• _Data listing_:
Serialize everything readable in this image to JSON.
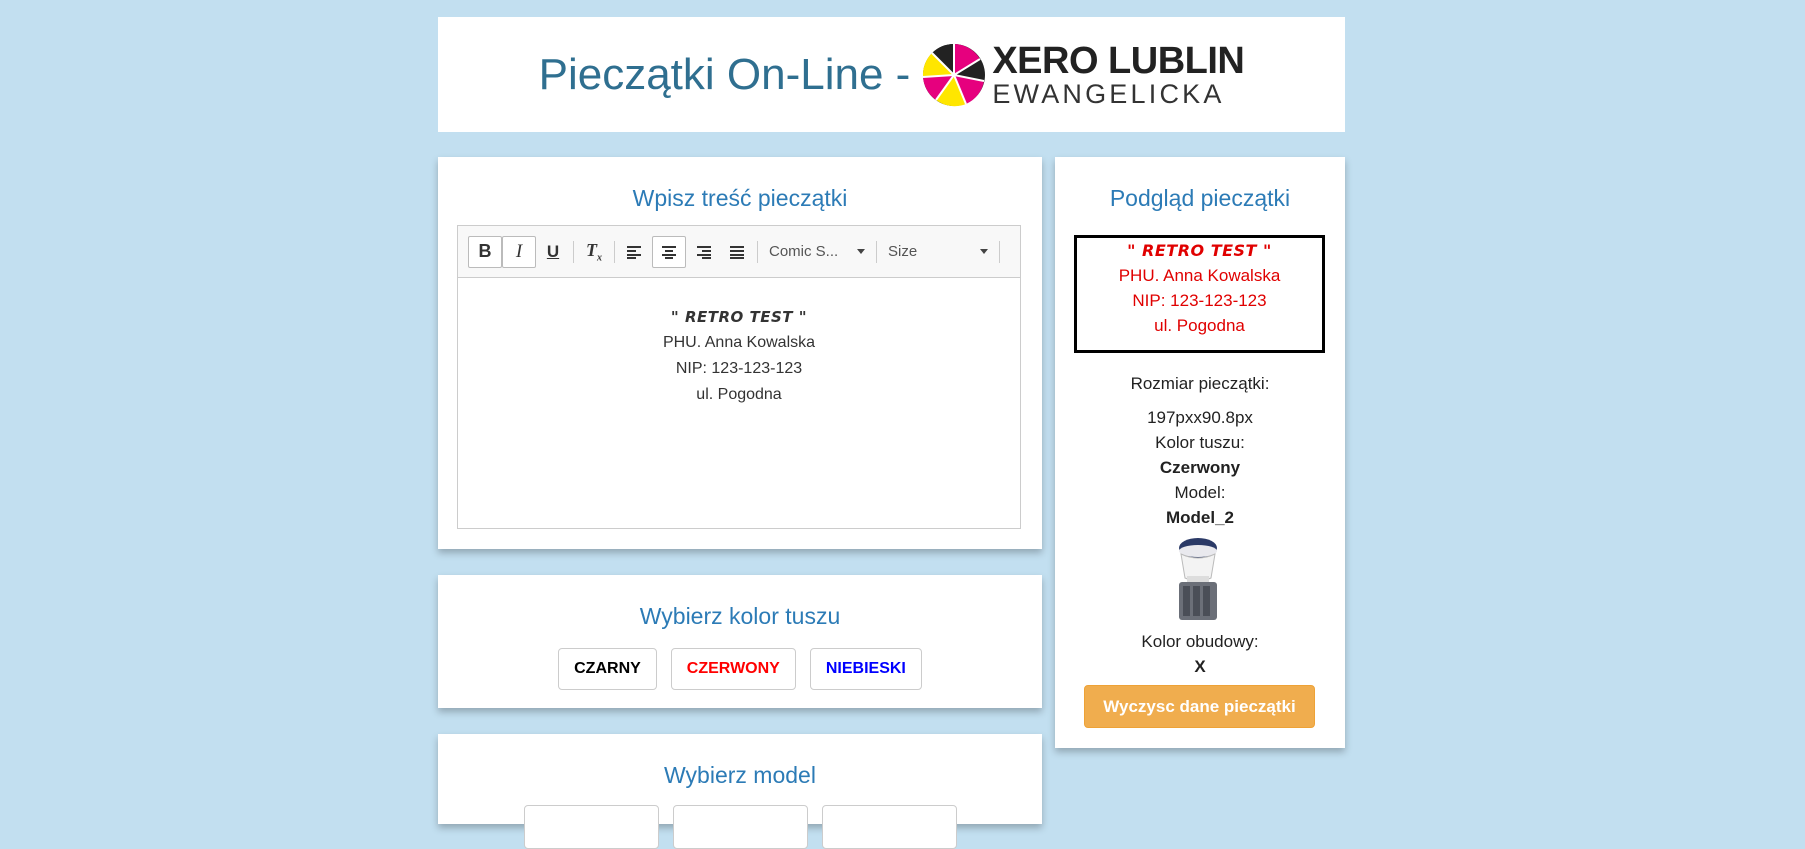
{
  "header": {
    "title": "Pieczątki On-Line -",
    "logo_line1": "XERO LUBLIN",
    "logo_line2": "EWANGELICKA"
  },
  "editor": {
    "title": "Wpisz treść pieczątki",
    "font_select": "Comic S...",
    "size_select": "Size",
    "content": [
      "\" RETRO TEST \"",
      "PHU. Anna Kowalska",
      "NIP: 123-123-123",
      "ul. Pogodna"
    ]
  },
  "ink": {
    "title": "Wybierz kolor tuszu",
    "buttons": [
      {
        "label": "CZARNY",
        "color": "#000000"
      },
      {
        "label": "CZERWONY",
        "color": "#ff0000"
      },
      {
        "label": "NIEBIESKI",
        "color": "#0000ff"
      }
    ]
  },
  "model": {
    "title": "Wybierz model"
  },
  "preview": {
    "title": "Podgląd pieczątki",
    "stamp_lines": [
      "\" RETRO TEST \"",
      "PHU. Anna Kowalska",
      "NIP: 123-123-123",
      "ul. Pogodna"
    ],
    "stamp_color": "#e00000",
    "size_label": "Rozmiar pieczątki:",
    "size_value": "197pxx90.8px",
    "ink_label": "Kolor tuszu:",
    "ink_value": "Czerwony",
    "model_label": "Model:",
    "model_value": "Model_2",
    "housing_label": "Kolor obudowy:",
    "housing_value": "X",
    "clear_button": "Wyczysc dane pieczątki"
  }
}
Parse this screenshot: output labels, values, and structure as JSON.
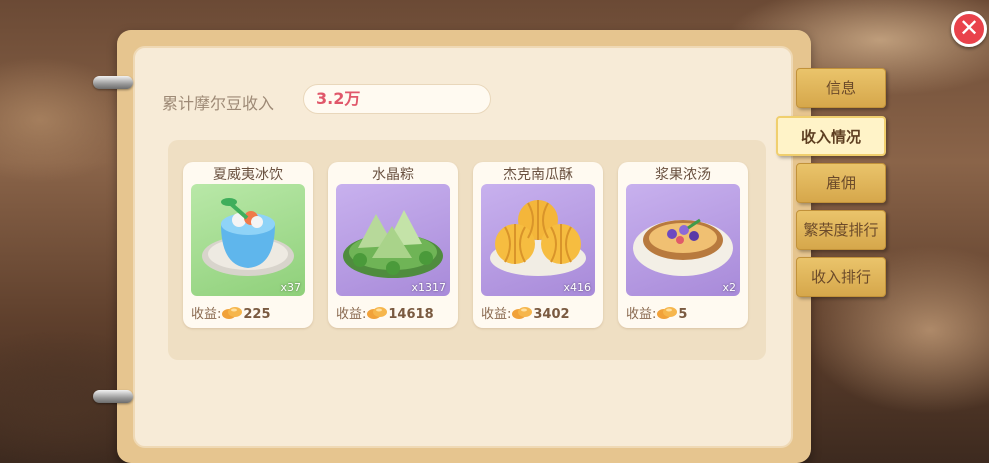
{
  "header": {
    "label": "累计摩尔豆收入",
    "value": "3.2万"
  },
  "items": [
    {
      "name": "夏威夷冰饮",
      "qty": "x37",
      "earn_label": "收益:",
      "earn_value": "225"
    },
    {
      "name": "水晶粽",
      "qty": "x1317",
      "earn_label": "收益:",
      "earn_value": "14618"
    },
    {
      "name": "杰克南瓜酥",
      "qty": "x416",
      "earn_label": "收益:",
      "earn_value": "3402"
    },
    {
      "name": "浆果浓汤",
      "qty": "x2",
      "earn_label": "收益:",
      "earn_value": "5"
    }
  ],
  "tabs": [
    "信息",
    "收入情况",
    "雇佣",
    "繁荣度排行",
    "收入排行"
  ],
  "active_tab": "收入情况",
  "colors": {
    "accent": "#e0576a",
    "tab_gold": "#d6a74b",
    "close_red": "#e9424b"
  }
}
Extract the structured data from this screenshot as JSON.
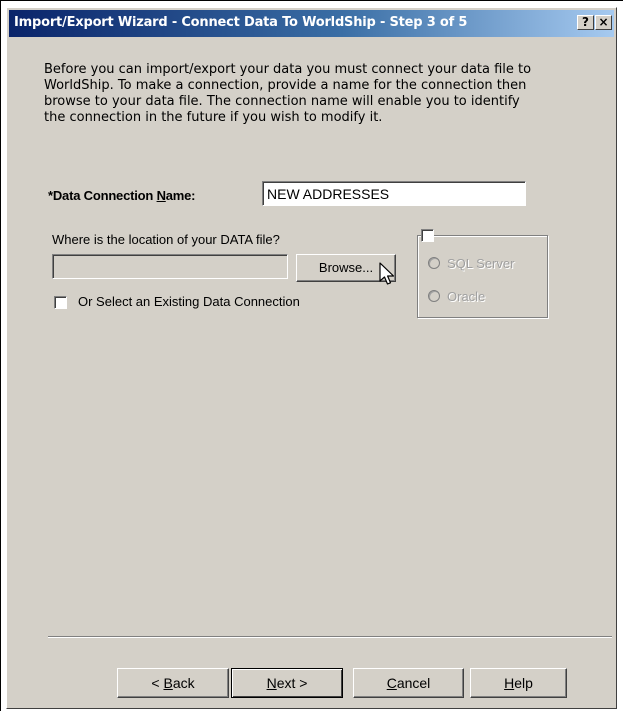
{
  "window": {
    "title": "Import/Export Wizard - Connect Data To WorldShip - Step 3 of 5",
    "help_button": "?",
    "close_button": "×"
  },
  "intro": {
    "text": "Before you can import/export your data you must connect your data file to WorldShip. To make a connection, provide a name for the connection then browse to your data file. The connection name will enable you to identify the connection in the future if you wish to modify it."
  },
  "connection": {
    "label_prefix": "*Data Connection ",
    "label_mnemonic": "N",
    "label_suffix": "ame:",
    "value": "NEW ADDRESSES"
  },
  "location": {
    "label": "Where is the location of your DATA file?",
    "path_value": "",
    "browse_label": "Browse..."
  },
  "existing": {
    "label": "Or Select an Existing Data Connection",
    "checked": false
  },
  "database_group": {
    "enabled": false,
    "options": [
      {
        "label": "SQL Server",
        "selected": false
      },
      {
        "label": "Oracle",
        "selected": false
      }
    ]
  },
  "buttons": {
    "back_mnemonic": "B",
    "back_rest": "ack",
    "back_prefix": "< ",
    "next_mnemonic": "N",
    "next_rest": "ext >",
    "cancel_mnemonic": "C",
    "cancel_rest": "ancel",
    "help_mnemonic": "H",
    "help_rest": "elp"
  },
  "colors": {
    "titlebar_start": "#0a246a",
    "titlebar_end": "#a6caf0",
    "face": "#d4d0c8"
  }
}
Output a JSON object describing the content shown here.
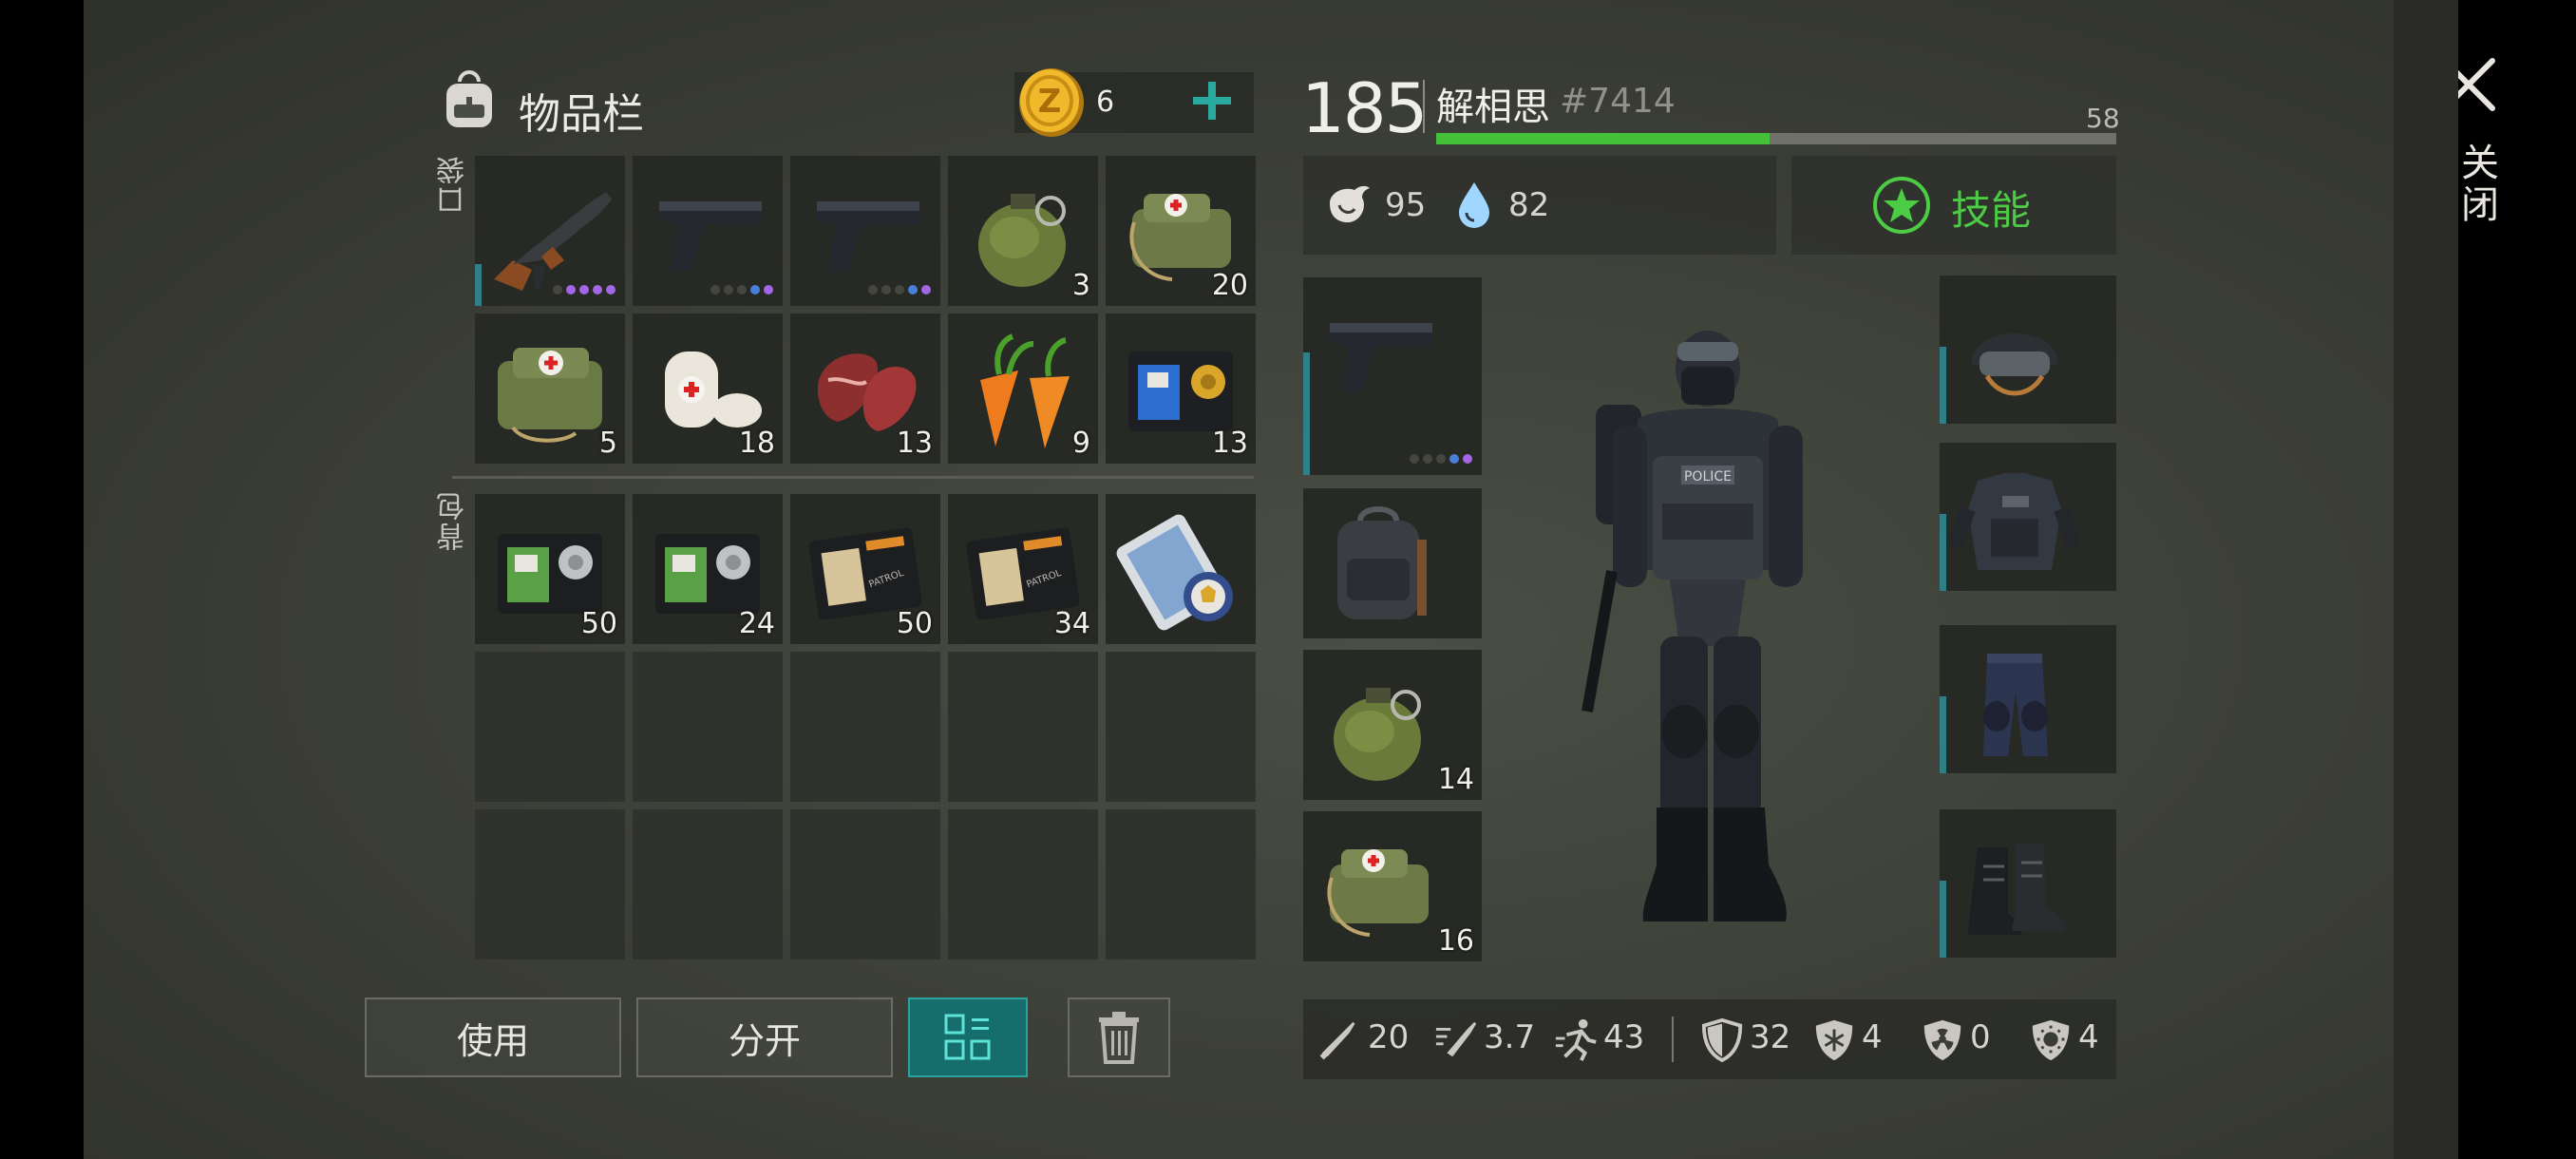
{
  "inventory": {
    "title": "物品栏",
    "coin_count": "6",
    "pocket_label": "口袋",
    "backpack_label": "背包"
  },
  "pocket_items": [
    {
      "name": "ak47-icon",
      "qty": "",
      "dots": [
        "g",
        "p",
        "p",
        "p",
        "p"
      ],
      "bar": 0.28
    },
    {
      "name": "pistol-icon",
      "qty": "",
      "dots": [
        "g",
        "g",
        "g",
        "b",
        "p"
      ],
      "bar": 0
    },
    {
      "name": "pistol-icon",
      "qty": "",
      "dots": [
        "g",
        "g",
        "g",
        "b",
        "p"
      ],
      "bar": 0
    },
    {
      "name": "grenade-icon",
      "qty": "3"
    },
    {
      "name": "medkit-bag-icon",
      "qty": "20"
    },
    {
      "name": "first-aid-kit-icon",
      "qty": "5"
    },
    {
      "name": "bandage-icon",
      "qty": "18"
    },
    {
      "name": "raw-meat-icon",
      "qty": "13"
    },
    {
      "name": "carrot-icon",
      "qty": "9"
    },
    {
      "name": "police-badge-wallet-icon",
      "qty": "13"
    }
  ],
  "backpack_items": [
    {
      "name": "green-id-card-icon",
      "qty": "50"
    },
    {
      "name": "green-id-card-icon",
      "qty": "24"
    },
    {
      "name": "patrol-officer-id-icon",
      "qty": "50"
    },
    {
      "name": "patrol-officer-id-icon",
      "qty": "34"
    },
    {
      "name": "police-blueprint-icon",
      "qty": ""
    },
    {
      "name": "empty-slot",
      "qty": ""
    },
    {
      "name": "empty-slot",
      "qty": ""
    },
    {
      "name": "empty-slot",
      "qty": ""
    },
    {
      "name": "empty-slot",
      "qty": ""
    },
    {
      "name": "empty-slot",
      "qty": ""
    },
    {
      "name": "empty-slot",
      "qty": ""
    },
    {
      "name": "empty-slot",
      "qty": ""
    },
    {
      "name": "empty-slot",
      "qty": ""
    },
    {
      "name": "empty-slot",
      "qty": ""
    },
    {
      "name": "empty-slot",
      "qty": ""
    }
  ],
  "buttons": {
    "use": "使用",
    "split": "分开"
  },
  "player": {
    "level": "185",
    "name": "解相思",
    "tag": "#7414",
    "xp_next_level": "58",
    "xp_progress": 0.49,
    "hunger": "95",
    "thirst": "82",
    "skills_label": "技能"
  },
  "quick_slots": [
    {
      "name": "pistol-icon",
      "qty": "",
      "dots": [
        "g",
        "g",
        "g",
        "b",
        "p"
      ],
      "bar": 0.62
    },
    {
      "name": "backpack-icon",
      "qty": ""
    },
    {
      "name": "grenade-icon",
      "qty": "14"
    },
    {
      "name": "medkit-bag-icon",
      "qty": "16"
    }
  ],
  "armor_slots": [
    {
      "name": "riot-helmet-icon",
      "bar": 0.52
    },
    {
      "name": "police-vest-icon",
      "bar": 0.52
    },
    {
      "name": "tactical-pants-icon",
      "bar": 0.52
    },
    {
      "name": "combat-boots-icon",
      "bar": 0.52
    }
  ],
  "stats": [
    {
      "name": "melee-damage-icon",
      "value": "20"
    },
    {
      "name": "attack-speed-icon",
      "value": "3.7"
    },
    {
      "name": "movement-speed-icon",
      "value": "43"
    },
    {
      "name": "armor-icon",
      "value": "32"
    },
    {
      "name": "cold-resistance-icon",
      "value": "4"
    },
    {
      "name": "radiation-resistance-icon",
      "value": "0"
    },
    {
      "name": "infection-resistance-icon",
      "value": "4"
    }
  ],
  "close_label": "关闭",
  "colors": {
    "xp": "#46c038",
    "skills": "#4ccb44",
    "accent": "#156d6c",
    "plus": "#29a89e"
  }
}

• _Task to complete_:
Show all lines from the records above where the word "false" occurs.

• _Exercise solution_:
    "checked": false
    "enabled": false,
        "selected": false
        "selected": false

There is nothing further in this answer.